Die Band erklärt die Inhalte der Songs ihrer "Goliath" EP, die unten gestreamt werden kann. Die EP wirm am 21. August via Paper & Plastick veröffentlicht - neues Material ist für Herbst in Planung.
Die Kommentare der Band finden sich unterhalb des Streams.
Teething was written as an attempt to write an upbeat song. So it’s hard to write an upbeat song without being angry. The lyrics are really me dealing with some significant changes in my life, and the anger associated with the fact that you can’t always control the things happening around you. Or the people, for that matter. It was hard to watch a lot of the relationships I had depended on, crumble based on other people’s decisions. Watching them throw their lives away, I guess. It’s frustrating to waste your time with people. Devlin really likes to play this song live.
Shook Them Bones
This is a depressing song and there is no way around it. When i write songs, there are no rose coloured glasses for me. It’s almost impossible for me to write happy songs. But even this is a dark song, by my standards. I’m not a sad dude, by any means. But sometimes you have to take a look at yourself and be critical. Everyone has guilt they carry with them, whether they want to admit it or not. Things are not always happy. This was my attempt to make mine public, in a sense.
Sleeping In The Seconds Between Breaths
As we’ll deal with in the next song, I have a pretty rough relationship with religion, and a lot of the terrible things that happen in the world because of it. This song isn’t entirely based upon religion, but it has a strong part to it. The song, from a lyrical standpoint, was a sort of “tongue in cheek” way of dealing with the guilt associated with life, and the guilt you’re supposed to feel. The Chorus “Savor it, because I’ll maintain, doused in gasoline” is a reference to a book I was reading at the time, where a guy lights himself on fire over the death of his child. Guilt is a strong thing.
A little known fact about this song. At the end of the song, there is an old recording of a man singing to a woman. That is my grandfather singing to my grandmother. It was recorded sometime in the early 60’s.
Salesman At The Pulpit, Congregation Of Sheep.
This is purely my view on religion, and how terrible it makes people be. There is such a hypocrisy involved with it. And how much it hampers our ability as people, to just co-exist. I grew up in a fairly Catholic family. Going to church on Sunday’s n all.
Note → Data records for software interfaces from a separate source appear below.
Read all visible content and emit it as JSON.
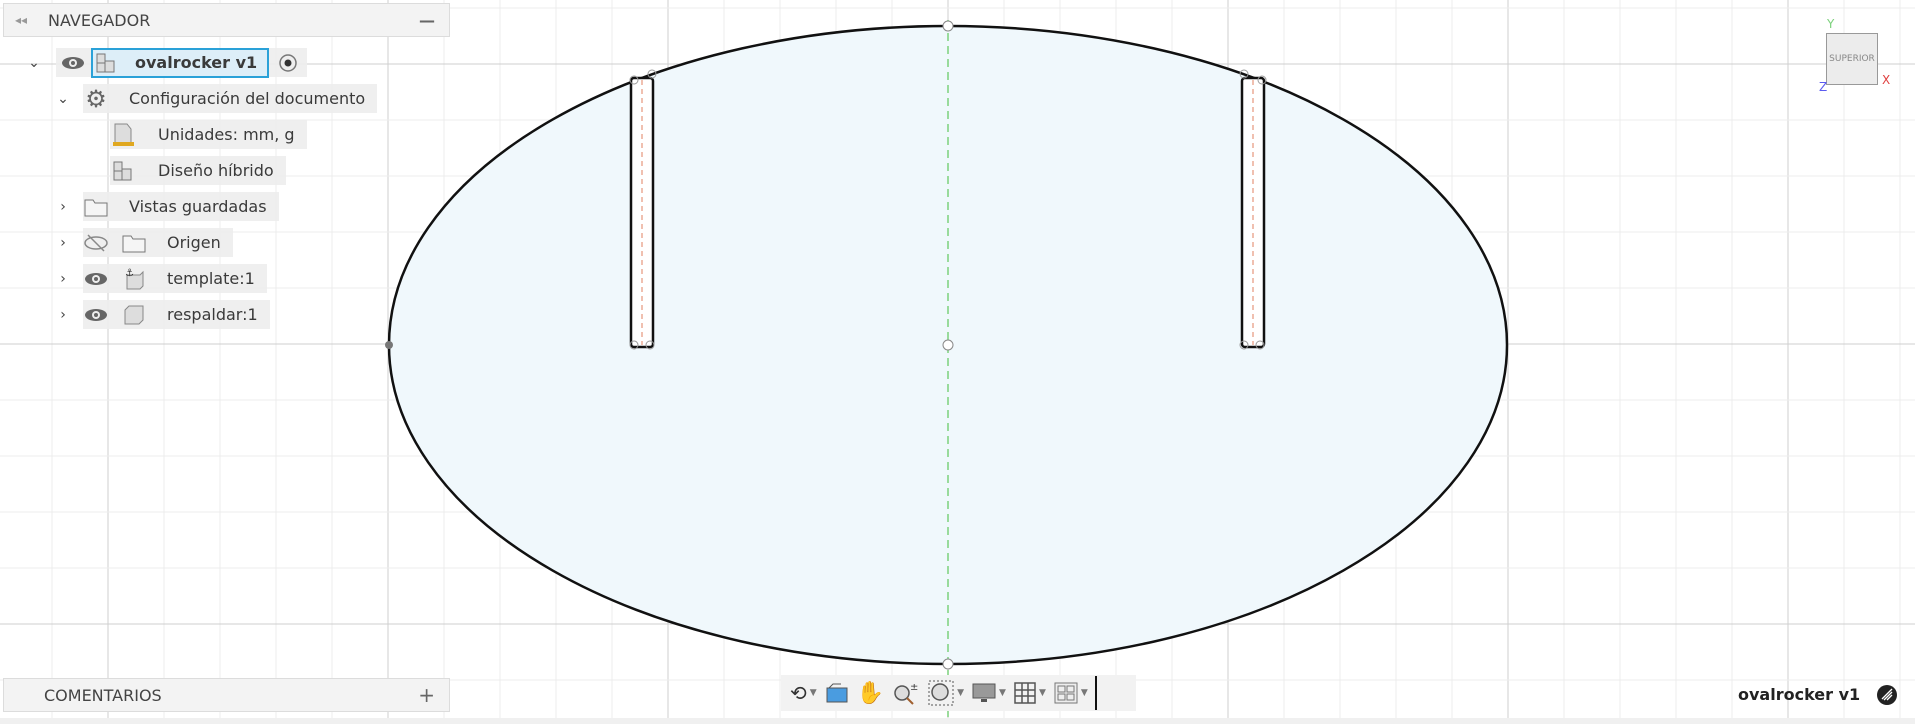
{
  "navigator": {
    "title": "NAVEGADOR",
    "collapse_icon": "double-chevron-left",
    "minimize_icon": "minus"
  },
  "tree": {
    "root": {
      "label": "ovalrocker v1"
    },
    "items": [
      {
        "label": "Configuración del documento"
      },
      {
        "label": "Unidades: mm, g"
      },
      {
        "label": "Diseño híbrido"
      },
      {
        "label": "Vistas guardadas"
      },
      {
        "label": "Origen"
      },
      {
        "label": "template:1"
      },
      {
        "label": "respaldar:1"
      }
    ]
  },
  "comments": {
    "title": "COMENTARIOS",
    "add_icon": "plus"
  },
  "viewcube": {
    "face": "SUPERIOR",
    "axes": {
      "x": "X",
      "y": "Y",
      "z": "Z"
    }
  },
  "status": {
    "document_name": "ovalrocker v1"
  },
  "colors": {
    "profile_fill": "#f0f8fc",
    "selection": "#2aa1d8",
    "axis_green": "#7cd17c",
    "axis_red": "#e04040",
    "axis_blue": "#5b5bf0"
  }
}
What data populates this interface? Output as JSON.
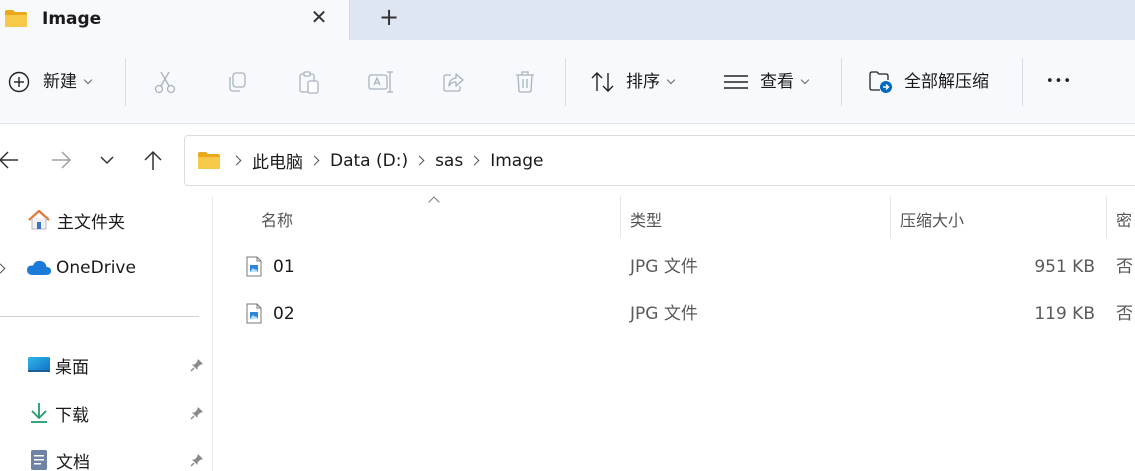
{
  "tab": {
    "title": "Image",
    "close_glyph": "✕",
    "new_tab_glyph": "+"
  },
  "toolbar": {
    "new_label": "新建",
    "sort_label": "排序",
    "view_label": "查看",
    "extract_all_label": "全部解压缩",
    "more_glyph": "•••",
    "icons": [
      "plus-circle-icon",
      "cut-icon",
      "copy-icon",
      "paste-icon",
      "rename-icon",
      "share-icon",
      "delete-icon",
      "sort-icon",
      "view-icon",
      "extract-icon",
      "more-icon"
    ]
  },
  "navigation": {
    "back_icon": "arrow-left-icon",
    "forward_icon": "arrow-right-icon",
    "recent_icon": "chevron-down-icon",
    "up_icon": "arrow-up-icon"
  },
  "breadcrumb": {
    "items": [
      "此电脑",
      "Data (D:)",
      "sas",
      "Image"
    ]
  },
  "sidebar": {
    "items": [
      {
        "label": "主文件夹",
        "icon": "home-icon"
      },
      {
        "label": "OneDrive",
        "icon": "cloud-icon"
      },
      {
        "label": "桌面",
        "icon": "desktop-icon",
        "pinned": true
      },
      {
        "label": "下载",
        "icon": "download-icon",
        "pinned": true
      },
      {
        "label": "文档",
        "icon": "document-icon",
        "pinned": true
      }
    ]
  },
  "filelist": {
    "columns": [
      "名称",
      "类型",
      "压缩大小",
      "密"
    ],
    "rows": [
      {
        "name": "01",
        "type": "JPG 文件",
        "size": "951 KB",
        "protected": "否"
      },
      {
        "name": "02",
        "type": "JPG 文件",
        "size": "119 KB",
        "protected": "否"
      }
    ]
  },
  "colors": {
    "folder": "#f4c444",
    "accent": "#0067c0",
    "onedrive": "#1c7bd8",
    "download": "#1f9d6b"
  }
}
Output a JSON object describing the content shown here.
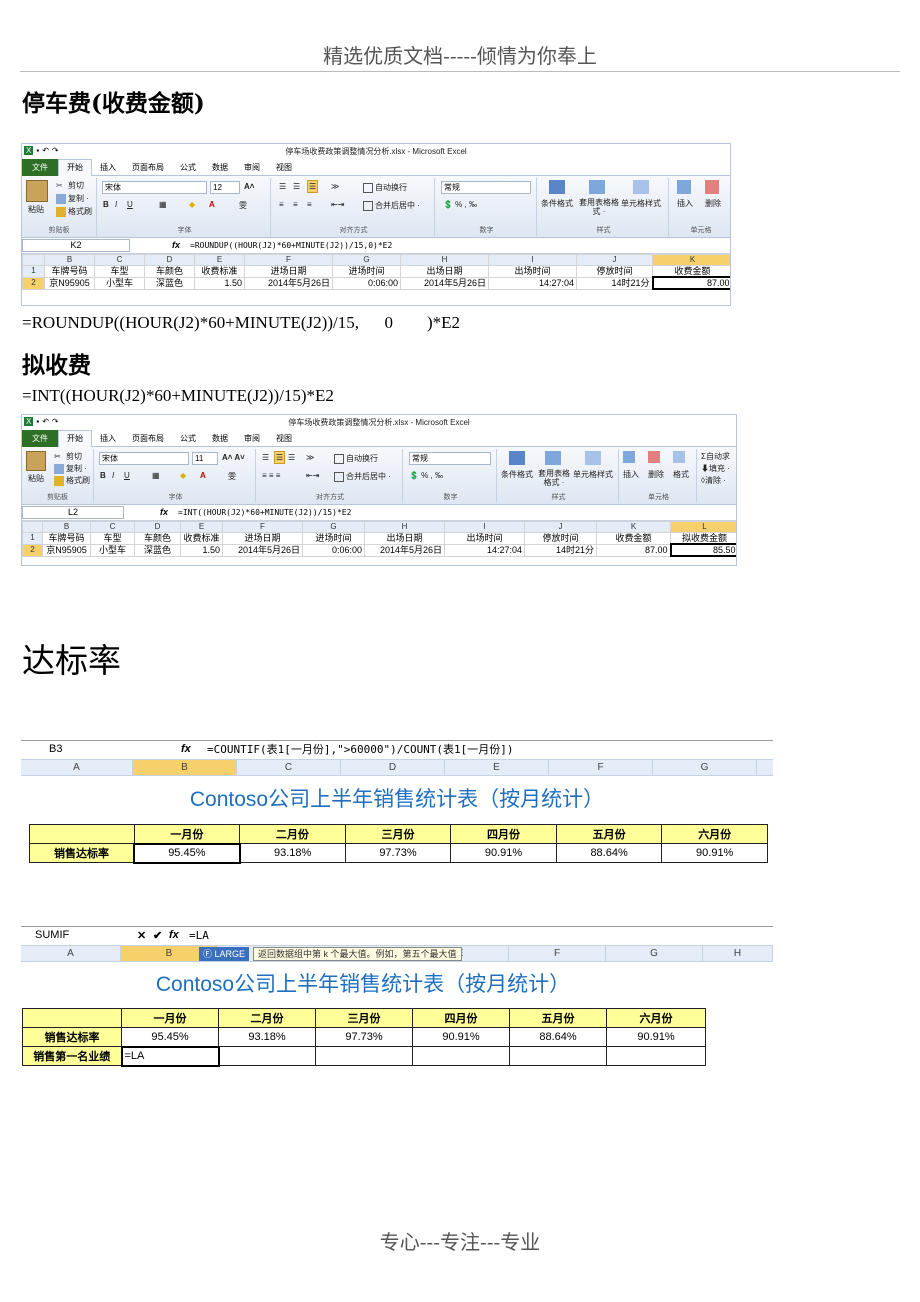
{
  "header": "精选优质文档-----倾情为你奉上",
  "footer": "专心---专注---专业",
  "section1": {
    "title": "停车费(收费金额)",
    "formula": "=ROUNDUP((HOUR(J2)*60+MINUTE(J2))/15,      0        )*E2"
  },
  "section2": {
    "title": "拟收费",
    "formula": "=INT((HOUR(J2)*60+MINUTE(J2))/15)*E2"
  },
  "section3": {
    "title": "达标率"
  },
  "excel1": {
    "window_title": "停车场收费政策调整情况分析.xlsx - Microsoft Excel",
    "tabs": [
      "文件",
      "开始",
      "插入",
      "页面布局",
      "公式",
      "数据",
      "审阅",
      "视图"
    ],
    "ribbon": {
      "paste": "粘贴",
      "cut": "剪切",
      "copy": "复制 ·",
      "format_painter": "格式刷",
      "clipboard": "剪贴板",
      "font_name": "宋体",
      "font_size": "12",
      "font_group": "字体",
      "wrap": "自动换行",
      "merge": "合并后居中 ·",
      "align_group": "对齐方式",
      "number_format": "常规",
      "number_group": "数字",
      "cond_format": "条件格式",
      "table_format": "套用表格格式 ·",
      "cell_style": "单元格样式",
      "style_group": "样式",
      "insert": "插入",
      "delete": "删除",
      "cells_group": "单元格"
    },
    "namebox": "K2",
    "formula": "=ROUNDUP((HOUR(J2)*60+MINUTE(J2))/15,0)*E2",
    "cols": [
      "B",
      "C",
      "D",
      "E",
      "F",
      "G",
      "H",
      "I",
      "J",
      "K"
    ],
    "headers": [
      "车牌号码",
      "车型",
      "车颜色",
      "收费标准",
      "进场日期",
      "进场时间",
      "出场日期",
      "出场时间",
      "停放时间",
      "收费金额"
    ],
    "row": [
      "京N95905",
      "小型车",
      "深蓝色",
      "1.50",
      "2014年5月26日",
      "0:06:00",
      "2014年5月26日",
      "14:27:04",
      "14时21分",
      "87.00"
    ]
  },
  "excel2": {
    "window_title": "停车场收费政策调整情况分析.xlsx - Microsoft Excel",
    "tabs": [
      "文件",
      "开始",
      "插入",
      "页面布局",
      "公式",
      "数据",
      "审阅",
      "视图"
    ],
    "ribbon": {
      "paste": "粘贴",
      "cut": "剪切",
      "copy": "复制 ·",
      "format_painter": "格式刷",
      "clipboard": "剪贴板",
      "font_name": "宋体",
      "font_size": "11",
      "font_group": "字体",
      "wrap": "自动换行",
      "merge": "合并后居中 ·",
      "align_group": "对齐方式",
      "number_format": "常规",
      "number_group": "数字",
      "cond_format": "条件格式",
      "table_format": "套用表格格式 ·",
      "cell_style": "单元格样式",
      "style_group": "样式",
      "insert": "插入",
      "delete": "删除",
      "format": "格式",
      "cells_group": "单元格",
      "autosum": "自动求",
      "fill": "填充 ·",
      "clear": "清除 ·"
    },
    "namebox": "L2",
    "formula": "=INT((HOUR(J2)*60+MINUTE(J2))/15)*E2",
    "cols": [
      "B",
      "C",
      "D",
      "E",
      "F",
      "G",
      "H",
      "I",
      "J",
      "K",
      "L"
    ],
    "headers": [
      "车牌号码",
      "车型",
      "车颜色",
      "收费标准",
      "进场日期",
      "进场时间",
      "出场日期",
      "出场时间",
      "停放时间",
      "收费金额",
      "拟收费金额"
    ],
    "row": [
      "京N95905",
      "小型车",
      "深蓝色",
      "1.50",
      "2014年5月26日",
      "0:06:00",
      "2014年5月26日",
      "14:27:04",
      "14时21分",
      "87.00",
      "85.50"
    ]
  },
  "sheet3": {
    "namebox": "B3",
    "formula": "=COUNTIF(表1[一月份],\">60000\")/COUNT(表1[一月份])",
    "cols": [
      "A",
      "B",
      "C",
      "D",
      "E",
      "F",
      "G"
    ],
    "title": "Contoso公司上半年销售统计表（按月统计）",
    "months": [
      "一月份",
      "二月份",
      "三月份",
      "四月份",
      "五月份",
      "六月份"
    ],
    "row_label": "销售达标率",
    "values": [
      "95.45%",
      "93.18%",
      "97.73%",
      "90.91%",
      "88.64%",
      "90.91%"
    ]
  },
  "sheet4": {
    "namebox": "SUMIF",
    "formula": "=LA",
    "cols": [
      "A",
      "B",
      "C",
      "D",
      "E",
      "F",
      "G",
      "H"
    ],
    "autocomplete": "LARGE",
    "tooltip": "返回数据组中第 k 个最大值。例如，第五个最大值",
    "title": "Contoso公司上半年销售统计表（按月统计）",
    "months": [
      "一月份",
      "二月份",
      "三月份",
      "四月份",
      "五月份",
      "六月份"
    ],
    "row_label": "销售达标率",
    "values": [
      "95.45%",
      "93.18%",
      "97.73%",
      "90.91%",
      "88.64%",
      "90.91%"
    ],
    "row2_label": "销售第一名业绩",
    "row2_value": "=LA"
  }
}
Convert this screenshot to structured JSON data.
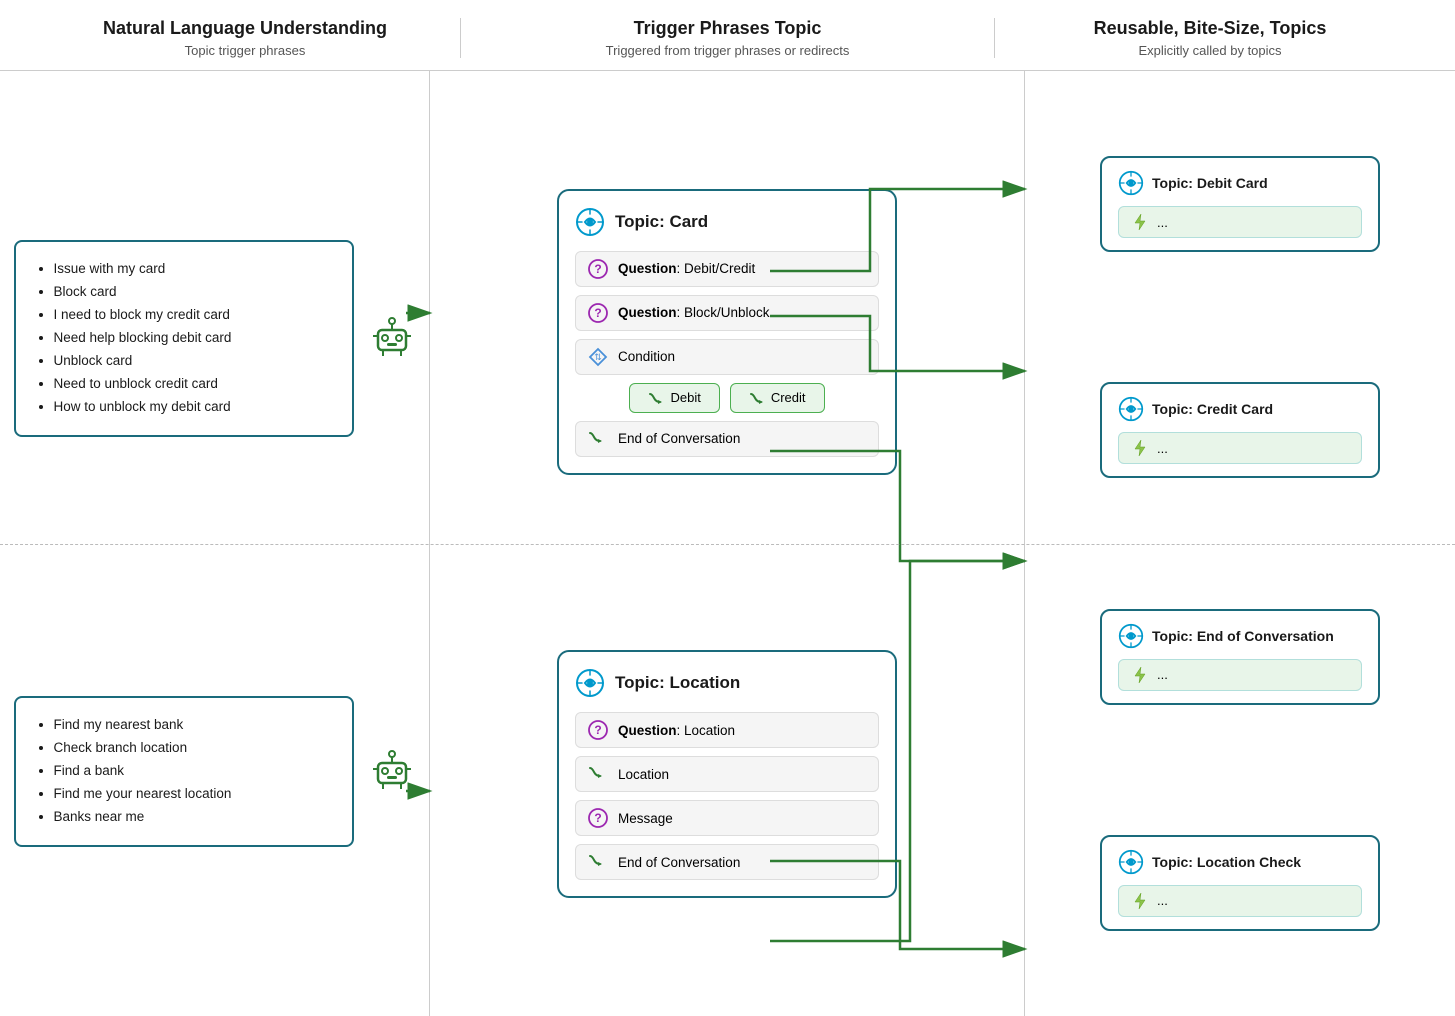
{
  "header": {
    "col1": {
      "title": "Natural Language Understanding",
      "sub": "Topic trigger phrases"
    },
    "col2": {
      "title": "Trigger Phrases Topic",
      "sub": "Triggered from trigger phrases or redirects"
    },
    "col3": {
      "title": "Reusable, Bite-Size, Topics",
      "sub": "Explicitly called by topics"
    }
  },
  "row1": {
    "nlu_phrases": [
      "Issue with my card",
      "Block card",
      "I need to block my credit card",
      "Need help blocking debit card",
      "Unblock card",
      "Need to unblock credit card",
      "How to unblock my debit card"
    ],
    "topic_title": "Topic: Card",
    "nodes": [
      {
        "type": "question",
        "text": "Question",
        "detail": "Debit/Credit"
      },
      {
        "type": "question",
        "text": "Question",
        "detail": "Block/Unblock"
      },
      {
        "type": "condition",
        "text": "Condition"
      },
      {
        "type": "end",
        "text": "End of Conversation"
      }
    ],
    "branches": [
      "Debit",
      "Credit"
    ]
  },
  "row2": {
    "nlu_phrases": [
      "Find my nearest bank",
      "Check branch location",
      "Find a bank",
      "Find me your nearest location",
      "Banks near me"
    ],
    "topic_title": "Topic: Location",
    "nodes": [
      {
        "type": "question",
        "text": "Question",
        "detail": "Location"
      },
      {
        "type": "goto",
        "text": "Location"
      },
      {
        "type": "question2",
        "text": "Message"
      },
      {
        "type": "end",
        "text": "End of Conversation"
      }
    ]
  },
  "reuse_cards": [
    {
      "title": "Topic: Debit Card",
      "content": "..."
    },
    {
      "title": "Topic: Credit Card",
      "content": "..."
    },
    {
      "title": "Topic: End of Conversation",
      "content": "..."
    },
    {
      "title": "Topic: Location Check",
      "content": "..."
    }
  ]
}
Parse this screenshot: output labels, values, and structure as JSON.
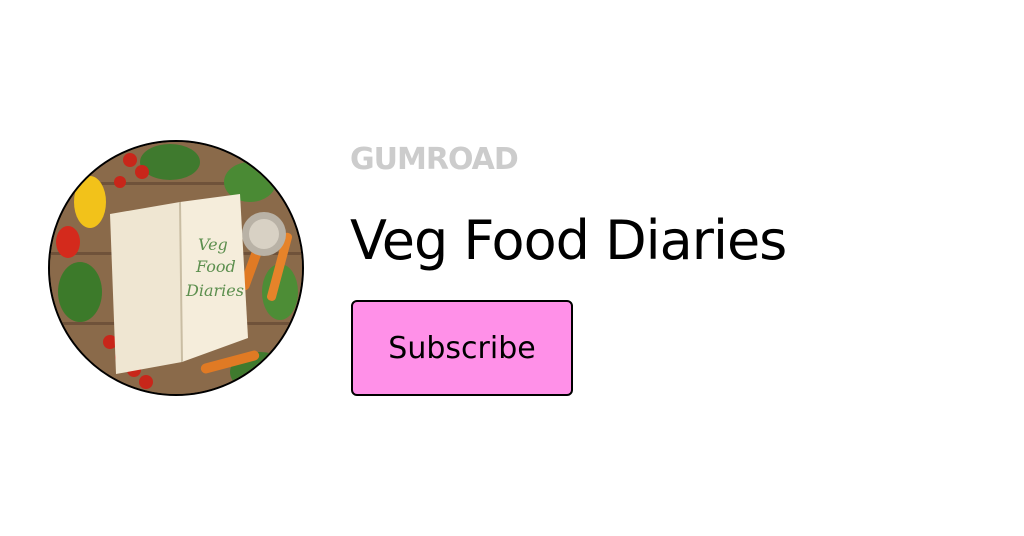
{
  "brand": {
    "logo_text": "GUMROAD",
    "logo_color": "#cccccc"
  },
  "profile": {
    "name": "Veg Food Diaries",
    "avatar_text": [
      "Veg",
      "Food",
      "Diaries"
    ]
  },
  "actions": {
    "subscribe_label": "Subscribe",
    "subscribe_color": "#ff90e8"
  }
}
And the older that I got, the harder it was for me to stomach how things were dealt with. Religion makes a lot of people do crazy things, and use it as a shield to get away with a lot. It becomes more of a status, than anything.
I spent a good chunk of my youth failing to understand why people talked about the good, and making a difference in life, and then living in the opposite way. urning their noses up at the people they believed were beneath them. And quite frankly, It’s all a load of shit.
The title is a park of a remark my father made years ago. My father didn’t grow up in a religious household (thankfully) and I have a very vivid memory of a conversation we had. I don’t, however, remember the exact wording, but it was something along the lines of “religion forces people to be miserable over every mistake. It’s almost like the motto should be Get Miserable. And we could make t-shirts…” Lyrically, this song is very much an introspective look at myself, and how I should be dealing with my life. The end of the song was my attempt to add a bit of a light to what is a really dark album, thematically. Basically my way of saying that there is more to life then the trouble i see in myself and around me. I spent the whole record talking about the worst that I see in myself and my life. So in the most positive part of the record (in my opinion, anyway), I wanted to try and shed a bit of light on it all. Hopefully I succeeded.